However, one need not wait for this once-a-year guide in order to be clued in to what is happening in and about the Archdiocese of Washington. The Standard offers local Catholics several ways to keep abreast of the latest Church news.

Our website - www.cathstan.org - is a user-friendly, newsy site that offers regularly updated information about our archdiocese, our cardinal, the pope and local, national and international Church news. Each story on our website lets you tell us what you like and don't like. There is also a link to the Archdiocese of Washington website (www.adw.org) that offers answers to almost any question you can think of.
We also have a Facebook page (www.facebook.com/catholicstandard). Here, you can be our friend and not only get an update on Catholic news, but find out what your fellow Catholics are saying about the news. Also at this site, you can comment on the news and share links with your friends. You can offer story ideas and suggest ways we can serve you better.
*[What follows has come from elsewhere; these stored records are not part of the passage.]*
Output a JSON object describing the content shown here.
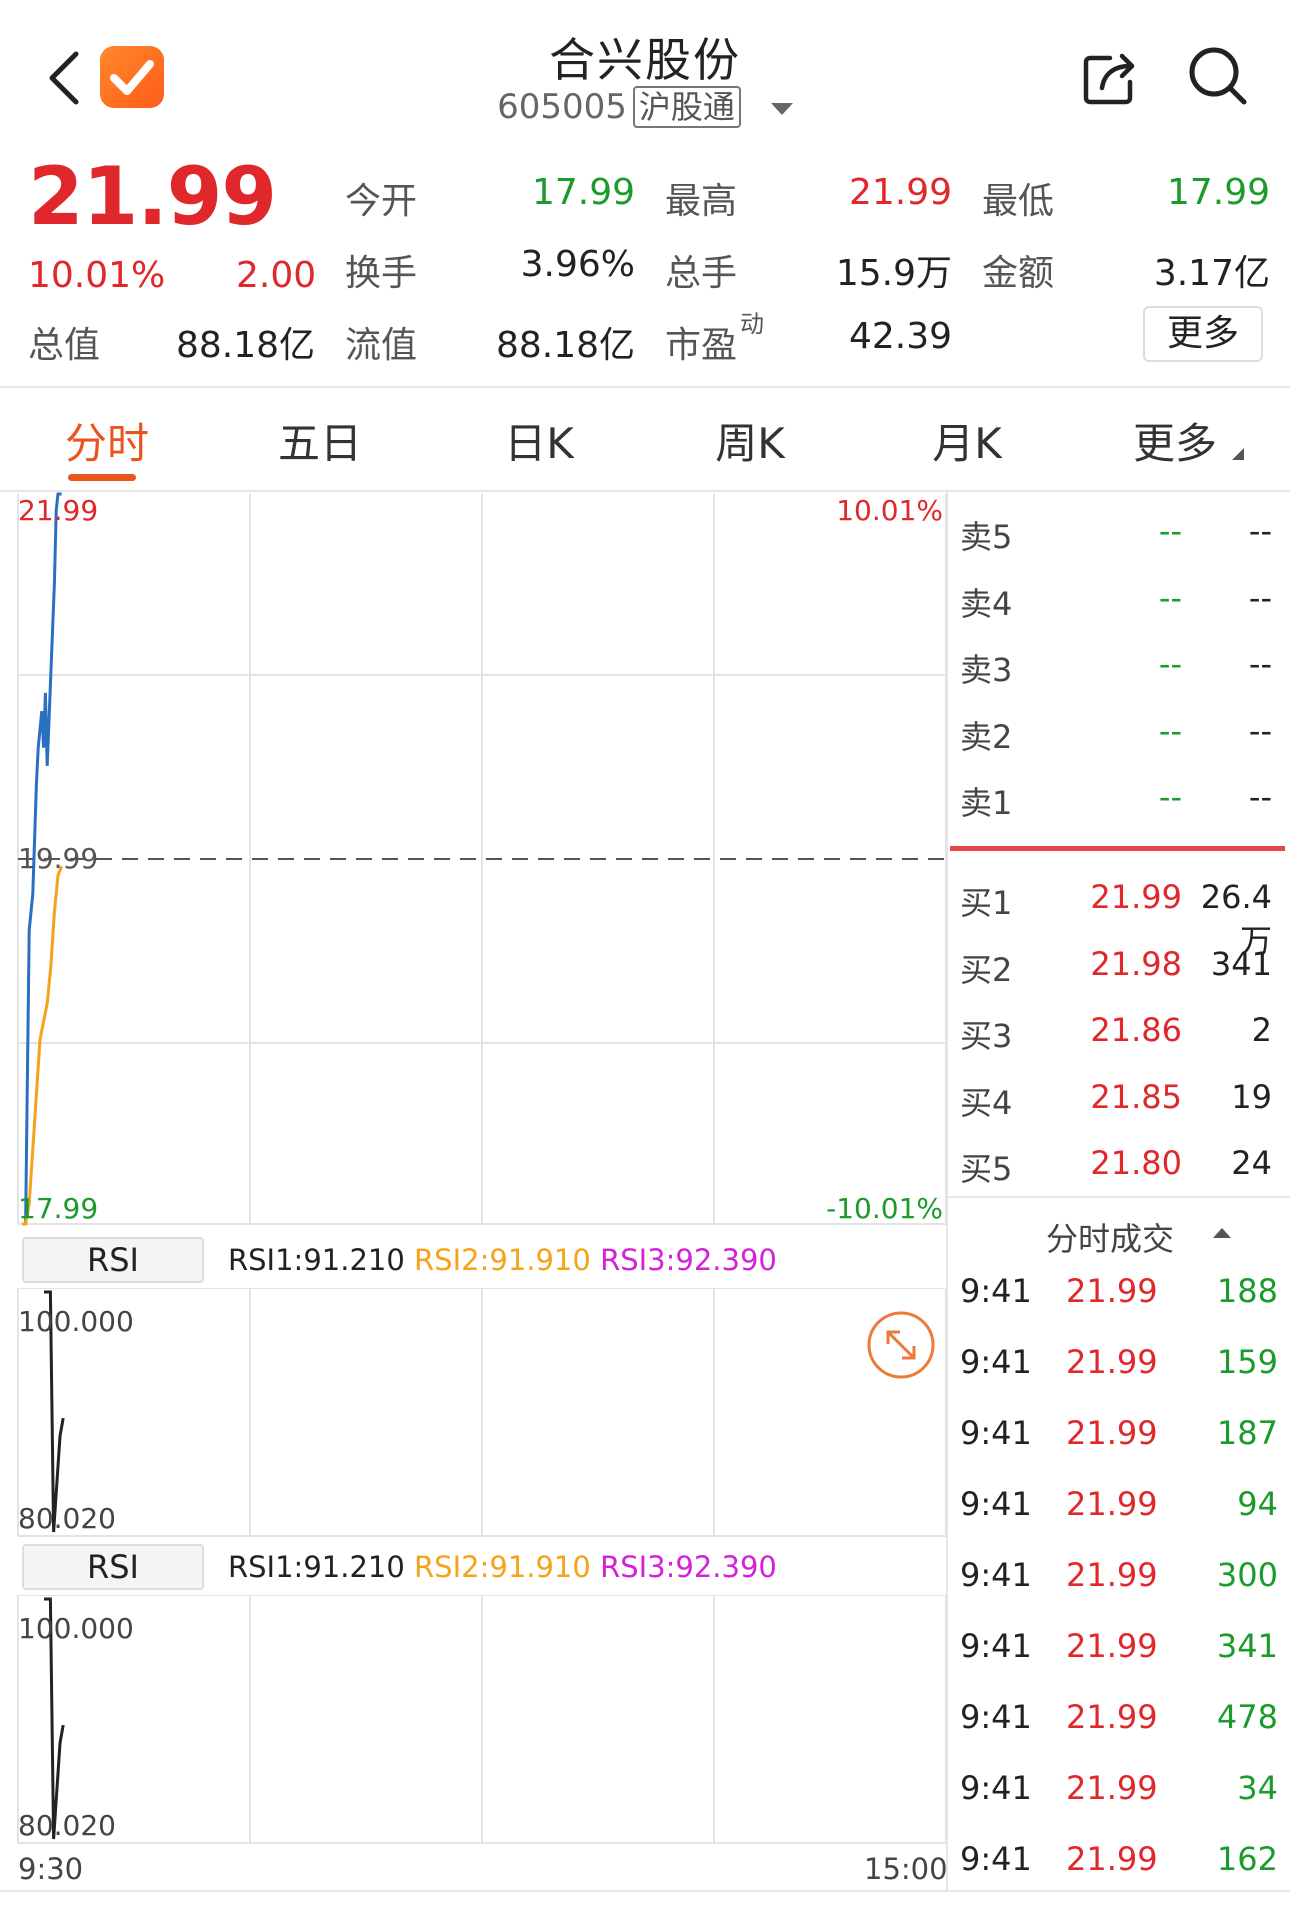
{
  "header": {
    "title": "合兴股份",
    "code": "605005",
    "tag": "沪股通"
  },
  "quote": {
    "price": "21.99",
    "change_pct": "10.01%",
    "change": "2.00",
    "open_label": "今开",
    "open": "17.99",
    "high_label": "最高",
    "high": "21.99",
    "low_label": "最低",
    "low": "17.99",
    "turnover_label": "换手",
    "turnover": "3.96%",
    "volume_label": "总手",
    "volume": "15.9万",
    "amount_label": "金额",
    "amount": "3.17亿",
    "mktcap_label": "总值",
    "mktcap": "88.18亿",
    "float_label": "流值",
    "float": "88.18亿",
    "pe_label": "市盈",
    "pe_sup": "动",
    "pe": "42.39",
    "more_label": "更多"
  },
  "tabs": [
    {
      "label": "分时"
    },
    {
      "label": "五日"
    },
    {
      "label": "日K"
    },
    {
      "label": "周K"
    },
    {
      "label": "月K"
    },
    {
      "label": "更多"
    }
  ],
  "chart_data": [
    {
      "type": "line",
      "title": "",
      "y_labels": {
        "top": "21.99",
        "mid": "19.99",
        "bottom": "17.99",
        "top_right": "10.01%",
        "bottom_right": "-10.01%"
      },
      "ylim": [
        17.99,
        21.99
      ],
      "x_start_label": "9:30",
      "x_end_label": "15:00",
      "series": [
        {
          "color": "#2b6fc0",
          "x": [
            0,
            0.3,
            1,
            2,
            3,
            4,
            4.5,
            5,
            5.5,
            6,
            6.5,
            7,
            8,
            9,
            9.5,
            10,
            11
          ],
          "values": [
            17.99,
            17.99,
            17.99,
            19.6,
            19.8,
            20.4,
            20.6,
            20.7,
            20.8,
            20.6,
            20.9,
            20.5,
            21.0,
            21.5,
            21.9,
            21.99,
            21.99
          ]
        },
        {
          "color": "#f4a31a",
          "x": [
            0,
            1,
            2,
            3,
            4,
            5,
            6,
            7,
            8,
            9,
            10,
            11
          ],
          "values": [
            17.99,
            17.99,
            18.1,
            18.4,
            18.7,
            19.0,
            19.1,
            19.2,
            19.4,
            19.7,
            19.9,
            19.95
          ]
        }
      ]
    },
    {
      "type": "line",
      "title": "",
      "label": "RSI",
      "legend": [
        "RSI1:91.210",
        "RSI2:91.910",
        "RSI3:92.390"
      ],
      "y_labels": {
        "top": "100.000",
        "bottom": "80.020"
      },
      "ylim": [
        80.02,
        100.0
      ],
      "series": [
        {
          "color": "#222222",
          "x": [
            0,
            1,
            2,
            3,
            4,
            5,
            6
          ],
          "values": [
            100.0,
            100.0,
            100.0,
            80.02,
            84.0,
            88.0,
            89.5
          ]
        }
      ]
    },
    {
      "type": "line",
      "title": "",
      "label": "RSI",
      "legend": [
        "RSI1:91.210",
        "RSI2:91.910",
        "RSI3:92.390"
      ],
      "y_labels": {
        "top": "100.000",
        "bottom": "80.020"
      },
      "ylim": [
        80.02,
        100.0
      ],
      "series": [
        {
          "color": "#222222",
          "x": [
            0,
            1,
            2,
            3,
            4,
            5,
            6
          ],
          "values": [
            100.0,
            100.0,
            100.0,
            80.02,
            84.0,
            88.0,
            89.5
          ]
        }
      ]
    }
  ],
  "orderbook": {
    "sells": [
      {
        "label": "卖5",
        "price": "--",
        "vol": "--"
      },
      {
        "label": "卖4",
        "price": "--",
        "vol": "--"
      },
      {
        "label": "卖3",
        "price": "--",
        "vol": "--"
      },
      {
        "label": "卖2",
        "price": "--",
        "vol": "--"
      },
      {
        "label": "卖1",
        "price": "--",
        "vol": "--"
      }
    ],
    "buys": [
      {
        "label": "买1",
        "price": "21.99",
        "vol": "26.4万"
      },
      {
        "label": "买2",
        "price": "21.98",
        "vol": "341"
      },
      {
        "label": "买3",
        "price": "21.86",
        "vol": "2"
      },
      {
        "label": "买4",
        "price": "21.85",
        "vol": "19"
      },
      {
        "label": "买5",
        "price": "21.80",
        "vol": "24"
      }
    ]
  },
  "trades": {
    "title": "分时成交",
    "rows": [
      {
        "time": "9:41",
        "price": "21.99",
        "vol": "188"
      },
      {
        "time": "9:41",
        "price": "21.99",
        "vol": "159"
      },
      {
        "time": "9:41",
        "price": "21.99",
        "vol": "187"
      },
      {
        "time": "9:41",
        "price": "21.99",
        "vol": "94"
      },
      {
        "time": "9:41",
        "price": "21.99",
        "vol": "300"
      },
      {
        "time": "9:41",
        "price": "21.99",
        "vol": "341"
      },
      {
        "time": "9:41",
        "price": "21.99",
        "vol": "478"
      },
      {
        "time": "9:41",
        "price": "21.99",
        "vol": "34"
      },
      {
        "time": "9:41",
        "price": "21.99",
        "vol": "162"
      }
    ]
  },
  "colors": {
    "up": "#e0272b",
    "down": "#1a9b2b",
    "accent": "#e8561c"
  }
}
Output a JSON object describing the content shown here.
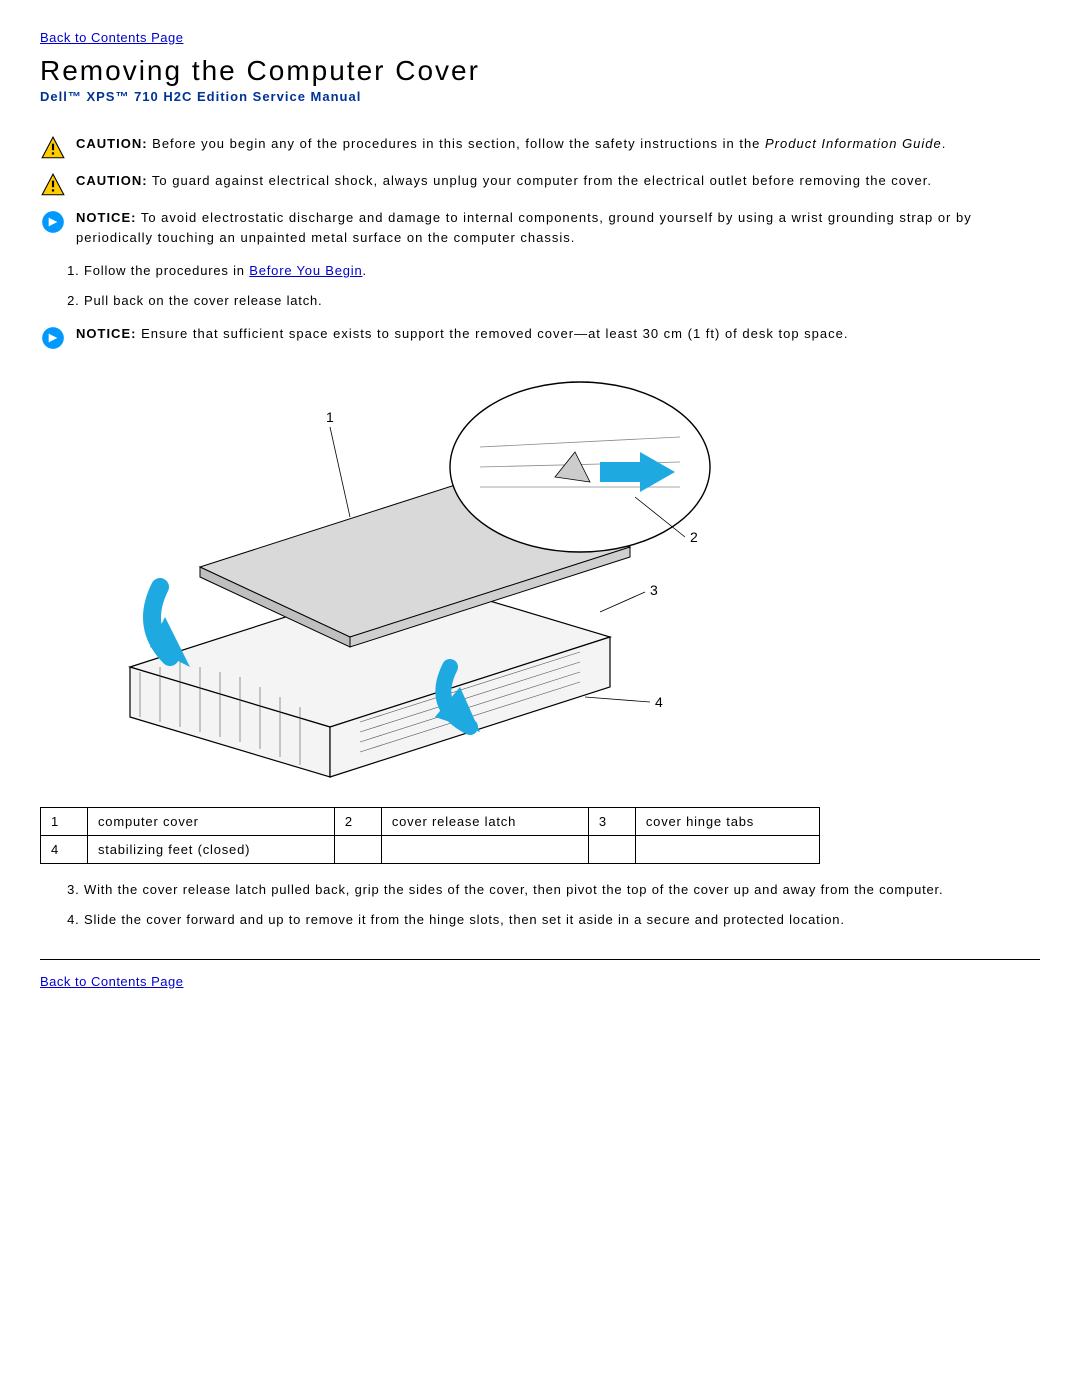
{
  "nav": {
    "back_top": "Back to Contents Page",
    "back_bottom": "Back to Contents Page"
  },
  "title": "Removing the Computer Cover",
  "subtitle": "Dell™ XPS™ 710 H2C Edition Service Manual",
  "alerts": {
    "caution1_label": "CAUTION:",
    "caution1_text_a": " Before you begin any of the procedures in this section, follow the safety instructions in the ",
    "caution1_text_b": "Product Information Guide",
    "caution1_text_c": ".",
    "caution2_label": "CAUTION:",
    "caution2_text": " To guard against electrical shock, always unplug your computer from the electrical outlet before removing the cover.",
    "notice1_label": "NOTICE:",
    "notice1_text": " To avoid electrostatic discharge and damage to internal components, ground yourself by using a wrist grounding strap or by periodically touching an unpainted metal surface on the computer chassis.",
    "notice2_label": "NOTICE:",
    "notice2_text": " Ensure that sufficient space exists to support the removed cover—at least 30 cm (1 ft) of desk top space."
  },
  "steps": {
    "s1_a": "Follow the procedures in ",
    "s1_link": "Before You Begin",
    "s1_b": ".",
    "s2": "Pull back on the cover release latch.",
    "s3": "With the cover release latch pulled back, grip the sides of the cover, then pivot the top of the cover up and away from the computer.",
    "s4": "Slide the cover forward and up to remove it from the hinge slots, then set it aside in a secure and protected location."
  },
  "callouts": {
    "n1": "1",
    "t1": "computer cover",
    "n2": "2",
    "t2": "cover release latch",
    "n3": "3",
    "t3": "cover hinge tabs",
    "n4": "4",
    "t4": "stabilizing feet (closed)"
  },
  "figure_labels": {
    "l1": "1",
    "l2": "2",
    "l3": "3",
    "l4": "4"
  }
}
As great as those sites are, we know that we can do more to reach out to you. And so, we offer a three-times-a-week e-mail newsletter. The newsletter not only lets you know when we have updated the website, but also alerts you to breaking news. When news happens, you learn about it almost as soon as we do. The newsletter is delivered to your e-mail's inbox by 7 a.m. Breaking news is delivered whenever it happens.

And now, we are on Twitter (www.twitter.com). Twitter is a real-time information-sharing network. By logging on to the site, you can follow conversations - called tweets - on topics you find interesting. On Twitter, we tweet information you need with links to more information.

All in all, the Catholic Standard offers information to local Catholics through five venues: the regularly printed newspaper, our website; our Facebook page; our e-mail newsletter; and Twitter. Combine all that with what the archdiocese offers on its website, and newcomers should feel at home in no time flat.

Whether you choose to peruse, log on, click or tweet, the Catholic Standard welcomes you to our archdiocese and wants you to know you are now part of a great family of faith.